Voice We would like the guide to be welcoming and friendly so please use simple language, be informal rather than formal and use humour if you want. But be careful with irony and sarcasm, these do not always translate well. Also please don't stress about having to be funny, if it comes it comes. If not, that's also fine!

Structure for input Independently of the amount of pages, you should take into account the following structure recommendations: Begin with the most simple notions/methodologies/tools and go towards more complex notions/methodologies/tools

Structure your content as follows: - A set of questions introducing your section (eg. How can you manage various identities online? Have you ever wondered why there are fewer women in computer sciences? How can I digitise books? How can I make available rare or sensitive materials? Etc) - Introduce notions/theories/concepts people should know about in order to understand what you are talking about (eg. If talking about digital shadows, explain what metadata is / if you refer to getting more women in code, what explain what free software is / if gender gaps, what is gender etc) - Detail the process/methodology you will put on the spotlight (step by step methods to overcome, tackle issues identified in that area). - Refer to tools if any involved in your process/methodology. - Initiatives, case studies, examples of organisations illustrating your area should be at the end.

Style recommendations

Style Use British English.

A simple, clear and accessible style should be used at all times. Writing should be straightforward and avoid overcomplicated words or sentence structures. Speak to people directly where possible. So, for example, Think creatively, not Creative thinking; Manage your contacts, not Managing your contacts. Keep a friendly tone; avoid over-formality. Use the active rather than the passive voice where possible. This tends to naturally give your writing more life. Be aware of the cultural specificity of your examples, stories etc. Avoid misused apostrophes, overuse of commas, long sentences.


Avoid slang, Americanisms (eg Get heard!) and jargon. Also avoid awkward neologisms like attendees (rather use participants) . Be aware of any hidden biases or attitudes embedded in the words you use. In areas that can be sensitive (eg gender and sexuality) check if you're not sure what the appropriate terminology is. ***In this case our manual will go through three revisions in parallel that will help to mitigate any specific cultural biases (one security expert reviewer + 6 members of the Gender and technology Institute for the multicultural aspects + members of tactical tech)

Use common words over obscure ones, and avoid idiom (this includes any expression where words are used in a way that deviates from their more obvious meaning). So, use call me rather than drop me a line; help him rather than give him a hand, etc.

internet is never capitalised unless at the beginning of a sentence. Use internet or web; avoid net

website and webpage, not web site or web page (never capitalise unless at the beginning of a sentence)
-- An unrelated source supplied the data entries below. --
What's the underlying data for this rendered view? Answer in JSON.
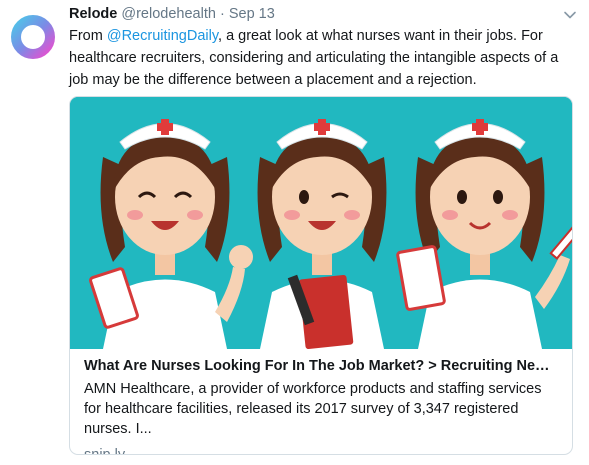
{
  "tweet": {
    "display_name": "Relode",
    "handle": "@relodehealth",
    "separator": "·",
    "date": "Sep 13",
    "text_before_mention": "From ",
    "mention": "@RecruitingDaily",
    "text_after_mention": ", a great look at what nurses want in their jobs. For healthcare recruiters, considering and articulating the intangible aspects of a job may be the difference between a placement and a rejection."
  },
  "card": {
    "title": "What Are Nurses Looking For In The Job Market? > Recruiting News ...",
    "description": "AMN Healthcare, a provider of workforce products and staffing services for healthcare facilities, released its 2017 survey of 3,347 registered nurses. I...",
    "domain": "snip.ly",
    "image_background": "#21b8c0"
  },
  "icons": {
    "avatar": "relode-ring-logo",
    "caret": "chevron-down-icon"
  },
  "colors": {
    "link": "#1b95e0",
    "muted": "#657786"
  }
}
Use activists and/or rights advocates and human rights advocates to talk about the people Tactical Tech support and marginalised communities to talk about the ultimate beneficiaries of this work (never people living in poverty, etc).

Use gender-neutral language that eliminates (or neutralises) reference to gender in terms that describe people.

Numbers Write out numbers from one to ten; after that, use the number.

Quotation marks Use single quotation marks when mentioning the titles of books, films, magazines etc. For example, ‘Anti-surveillance journal 2014’. Use double quotation marks for direct quotes.

Lists and bullets When listing names of people or organisations, put them in alphabetical order unless there is a clear reason why you would not do this.

Include full stops where bullet points include a full sentence. Most importantly, be consistent. In any set of bullet points, either use full stops or do not use them.

If you are using more than ten bullet points together, try and break them up by organising them into groups/categories. Try to put more significant points first.

Images Make sure the images you use are not copyrighted (unless we have gained the rights to use them), and always credit them (linking to the source where possible).